● Record excerpts:

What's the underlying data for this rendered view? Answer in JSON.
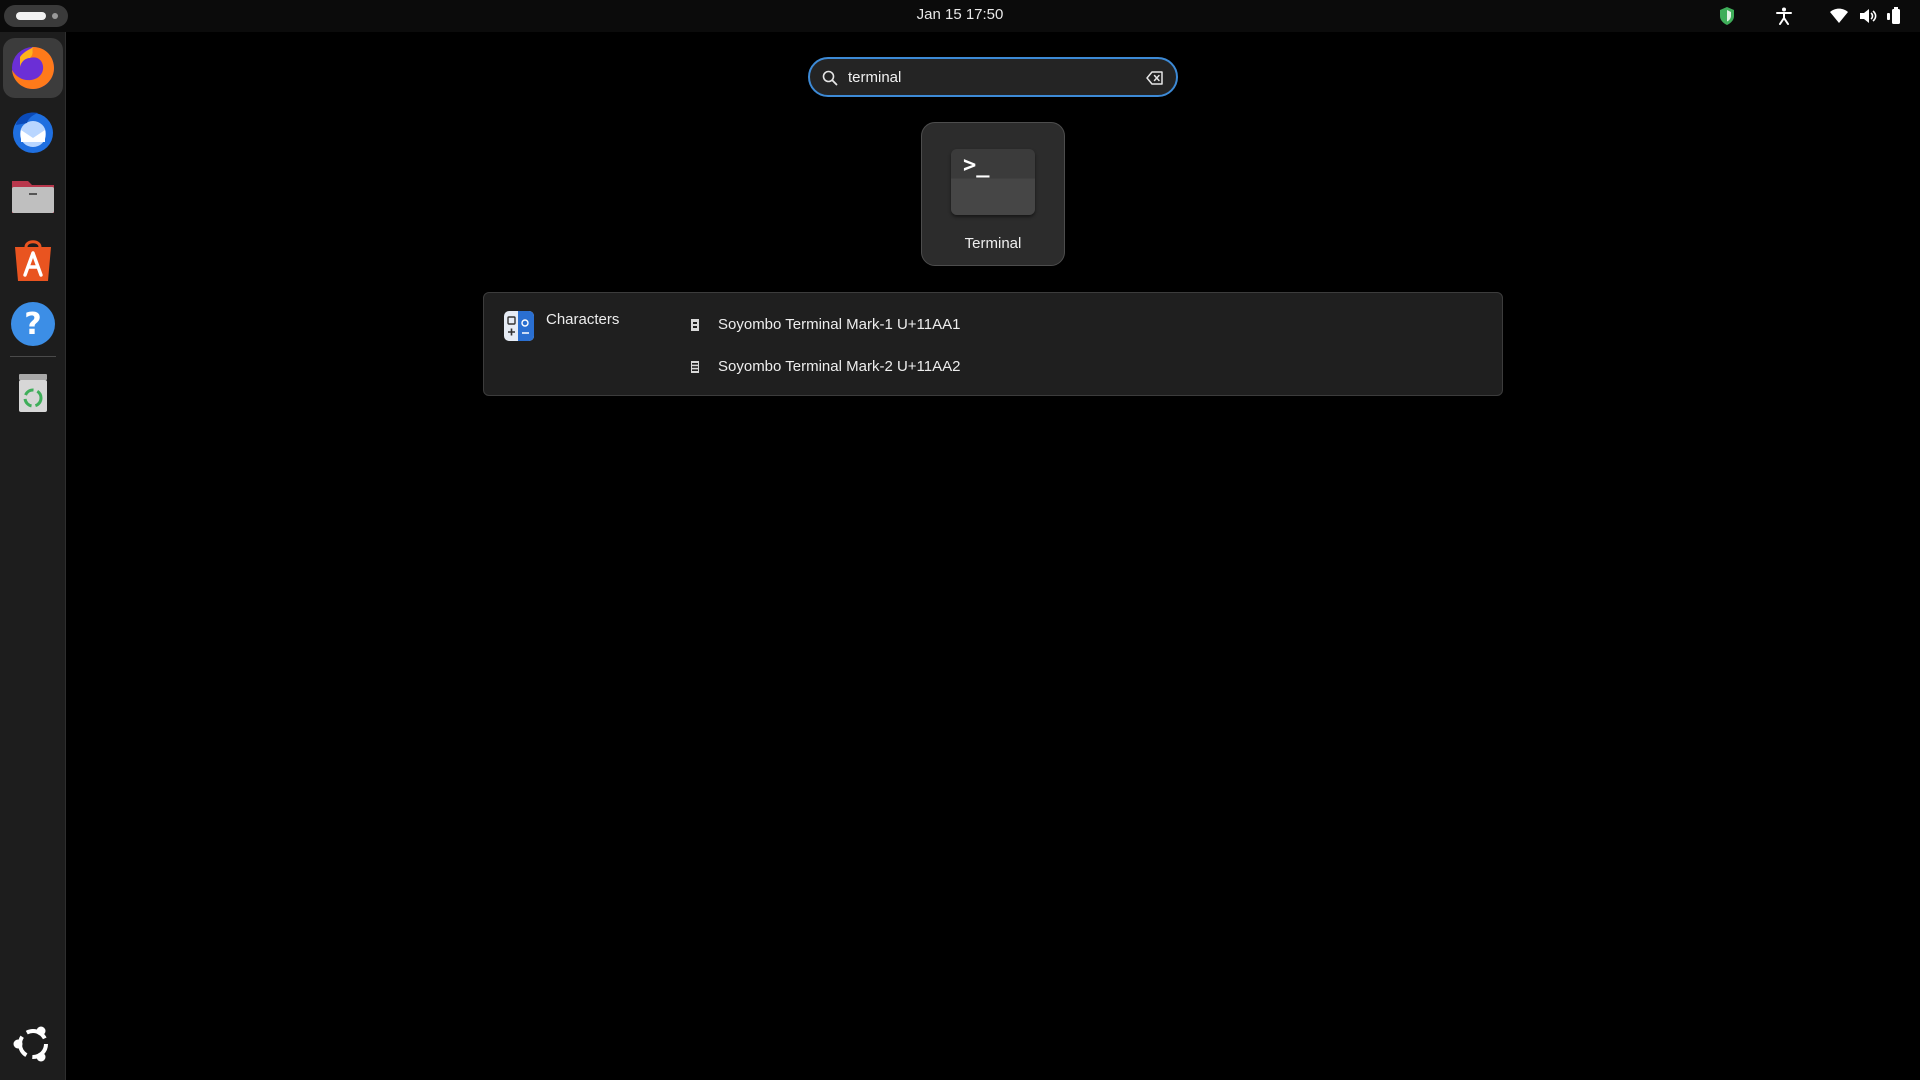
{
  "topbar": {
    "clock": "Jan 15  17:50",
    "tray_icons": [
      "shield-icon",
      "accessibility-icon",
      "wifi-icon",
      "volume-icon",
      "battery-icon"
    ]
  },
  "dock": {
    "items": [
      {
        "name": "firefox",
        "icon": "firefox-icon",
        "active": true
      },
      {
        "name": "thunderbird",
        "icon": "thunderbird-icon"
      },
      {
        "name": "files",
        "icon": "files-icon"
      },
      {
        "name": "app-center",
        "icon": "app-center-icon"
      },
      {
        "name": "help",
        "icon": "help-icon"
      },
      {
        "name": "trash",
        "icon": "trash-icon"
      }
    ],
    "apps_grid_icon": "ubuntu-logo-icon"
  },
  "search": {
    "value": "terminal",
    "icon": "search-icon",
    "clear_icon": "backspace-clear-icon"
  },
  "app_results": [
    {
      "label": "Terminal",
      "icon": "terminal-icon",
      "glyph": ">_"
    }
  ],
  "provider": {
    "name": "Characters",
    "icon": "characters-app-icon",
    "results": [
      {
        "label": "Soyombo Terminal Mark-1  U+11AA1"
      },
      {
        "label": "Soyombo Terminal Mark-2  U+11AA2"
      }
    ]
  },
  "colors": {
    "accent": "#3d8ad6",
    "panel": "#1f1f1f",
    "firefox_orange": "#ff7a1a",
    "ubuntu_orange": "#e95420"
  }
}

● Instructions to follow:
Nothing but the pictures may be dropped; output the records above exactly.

● Reply to the exercise:
What's the underlying data for this rendered view? Answer in JSON.
{
  "topbar": {
    "clock": "Jan 15  17:50",
    "tray_icons": [
      "shield-icon",
      "accessibility-icon",
      "wifi-icon",
      "volume-icon",
      "battery-icon"
    ]
  },
  "dock": {
    "items": [
      {
        "name": "firefox",
        "icon": "firefox-icon",
        "active": true
      },
      {
        "name": "thunderbird",
        "icon": "thunderbird-icon"
      },
      {
        "name": "files",
        "icon": "files-icon"
      },
      {
        "name": "app-center",
        "icon": "app-center-icon"
      },
      {
        "name": "help",
        "icon": "help-icon"
      },
      {
        "name": "trash",
        "icon": "trash-icon"
      }
    ],
    "apps_grid_icon": "ubuntu-logo-icon"
  },
  "search": {
    "value": "terminal",
    "icon": "search-icon",
    "clear_icon": "backspace-clear-icon"
  },
  "app_results": [
    {
      "label": "Terminal",
      "icon": "terminal-icon",
      "glyph": ">_"
    }
  ],
  "provider": {
    "name": "Characters",
    "icon": "characters-app-icon",
    "results": [
      {
        "label": "Soyombo Terminal Mark-1  U+11AA1"
      },
      {
        "label": "Soyombo Terminal Mark-2  U+11AA2"
      }
    ]
  },
  "colors": {
    "accent": "#3d8ad6",
    "panel": "#1f1f1f",
    "firefox_orange": "#ff7a1a",
    "ubuntu_orange": "#e95420"
  }
}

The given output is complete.